What you will do
Nothing but the data, repeated exactly, belongs in the answer.

Data records for software interfaces
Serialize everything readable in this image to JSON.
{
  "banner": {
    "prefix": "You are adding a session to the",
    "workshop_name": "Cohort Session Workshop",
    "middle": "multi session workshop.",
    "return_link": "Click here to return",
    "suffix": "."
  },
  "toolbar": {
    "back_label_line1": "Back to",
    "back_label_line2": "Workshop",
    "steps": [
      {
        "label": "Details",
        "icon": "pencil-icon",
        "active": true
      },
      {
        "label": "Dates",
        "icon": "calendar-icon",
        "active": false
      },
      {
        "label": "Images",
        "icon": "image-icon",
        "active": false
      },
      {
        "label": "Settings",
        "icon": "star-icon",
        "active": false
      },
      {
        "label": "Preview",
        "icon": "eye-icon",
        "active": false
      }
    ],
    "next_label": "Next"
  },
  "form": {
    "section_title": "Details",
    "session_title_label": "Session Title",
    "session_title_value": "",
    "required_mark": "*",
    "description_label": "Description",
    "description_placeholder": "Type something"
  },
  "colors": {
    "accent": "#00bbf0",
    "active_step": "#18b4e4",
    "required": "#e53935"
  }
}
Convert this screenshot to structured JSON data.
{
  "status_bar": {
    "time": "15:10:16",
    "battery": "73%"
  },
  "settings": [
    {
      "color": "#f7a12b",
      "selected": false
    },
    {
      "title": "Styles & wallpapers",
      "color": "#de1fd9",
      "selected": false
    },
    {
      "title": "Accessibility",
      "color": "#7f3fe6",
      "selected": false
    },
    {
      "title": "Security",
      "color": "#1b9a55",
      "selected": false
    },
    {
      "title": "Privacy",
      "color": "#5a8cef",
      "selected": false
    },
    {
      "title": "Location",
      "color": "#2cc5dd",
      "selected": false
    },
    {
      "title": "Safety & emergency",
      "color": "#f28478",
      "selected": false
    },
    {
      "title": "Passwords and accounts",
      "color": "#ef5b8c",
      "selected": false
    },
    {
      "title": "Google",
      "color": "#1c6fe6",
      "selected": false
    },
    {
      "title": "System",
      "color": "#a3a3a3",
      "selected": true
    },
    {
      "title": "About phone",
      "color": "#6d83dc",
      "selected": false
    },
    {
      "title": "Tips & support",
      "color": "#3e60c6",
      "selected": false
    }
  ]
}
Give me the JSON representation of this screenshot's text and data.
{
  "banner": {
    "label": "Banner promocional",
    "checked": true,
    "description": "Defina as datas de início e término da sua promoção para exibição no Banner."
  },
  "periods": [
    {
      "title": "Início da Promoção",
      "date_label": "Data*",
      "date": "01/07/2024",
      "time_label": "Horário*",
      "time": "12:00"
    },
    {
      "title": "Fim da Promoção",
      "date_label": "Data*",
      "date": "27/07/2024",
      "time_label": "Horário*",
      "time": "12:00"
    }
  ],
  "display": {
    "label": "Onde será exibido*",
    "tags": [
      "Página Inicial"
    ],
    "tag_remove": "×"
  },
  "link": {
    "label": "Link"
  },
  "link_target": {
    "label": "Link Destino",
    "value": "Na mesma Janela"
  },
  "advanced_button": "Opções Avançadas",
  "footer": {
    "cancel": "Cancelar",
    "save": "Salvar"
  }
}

Exercise response
Serialize everything readable in this image to JSON.
{
  "banner": {
    "prefix": "You are adding a session to the",
    "workshop_name": "Cohort Session Workshop",
    "middle": "multi session workshop.",
    "return_link": "Click here to return",
    "suffix": "."
  },
  "toolbar": {
    "back_label_line1": "Back to",
    "back_label_line2": "Workshop",
    "steps": [
      {
        "label": "Details",
        "icon": "pencil-icon",
        "active": true
      },
      {
        "label": "Dates",
        "icon": "calendar-icon",
        "active": false
      },
      {
        "label": "Images",
        "icon": "image-icon",
        "active": false
      },
      {
        "label": "Settings",
        "icon": "star-icon",
        "active": false
      },
      {
        "label": "Preview",
        "icon": "eye-icon",
        "active": false
      }
    ],
    "next_label": "Next"
  },
  "form": {
    "section_title": "Details",
    "session_title_label": "Session Title",
    "session_title_value": "",
    "required_mark": "*",
    "description_label": "Description",
    "description_placeholder": "Type something"
  },
  "colors": {
    "accent": "#00bbf0",
    "active_step": "#18b4e4",
    "required": "#e53935"
  }
}
Convert this screenshot to structured JSON data.
{
  "status_bar": {
    "time": "15:10:16",
    "battery": "73%"
  },
  "settings": [
    {
      "color": "#f7a12b",
      "selected": false
    },
    {
      "title": "Styles & wallpapers",
      "color": "#de1fd9",
      "selected": false
    },
    {
      "title": "Accessibility",
      "color": "#7f3fe6",
      "selected": false
    },
    {
      "title": "Security",
      "color": "#1b9a55",
      "selected": false
    },
    {
      "title": "Privacy",
      "color": "#5a8cef",
      "selected": false
    },
    {
      "title": "Location",
      "color": "#2cc5dd",
      "selected": false
    },
    {
      "title": "Safety & emergency",
      "color": "#f28478",
      "selected": false
    },
    {
      "title": "Passwords and accounts",
      "color": "#ef5b8c",
      "selected": false
    },
    {
      "title": "Google",
      "color": "#1c6fe6",
      "selected": false
    },
    {
      "title": "System",
      "color": "#a3a3a3",
      "selected": true
    },
    {
      "title": "About phone",
      "color": "#6d83dc",
      "selected": false
    },
    {
      "title": "Tips & support",
      "color": "#3e60c6",
      "selected": false
    }
  ]
}
Give me the JSON representation of this screenshot's text and data.
{
  "banner": {
    "label": "Banner promocional",
    "checked": true,
    "description": "Defina as datas de início e término da sua promoção para exibição no Banner."
  },
  "periods": [
    {
      "title": "Início da Promoção",
      "date_label": "Data*",
      "date": "01/07/2024",
      "time_label": "Horário*",
      "time": "12:00"
    },
    {
      "title": "Fim da Promoção",
      "date_label": "Data*",
      "date": "27/07/2024",
      "time_label": "Horário*",
      "time": "12:00"
    }
  ],
  "display": {
    "label": "Onde será exibido*",
    "tags": [
      "Página Inicial"
    ],
    "tag_remove": "×"
  },
  "link": {
    "label": "Link"
  },
  "link_target": {
    "label": "Link Destino",
    "value": "Na mesma Janela"
  },
  "advanced_button": "Opções Avançadas",
  "footer": {
    "cancel": "Cancelar",
    "save": "Salvar"
  }
}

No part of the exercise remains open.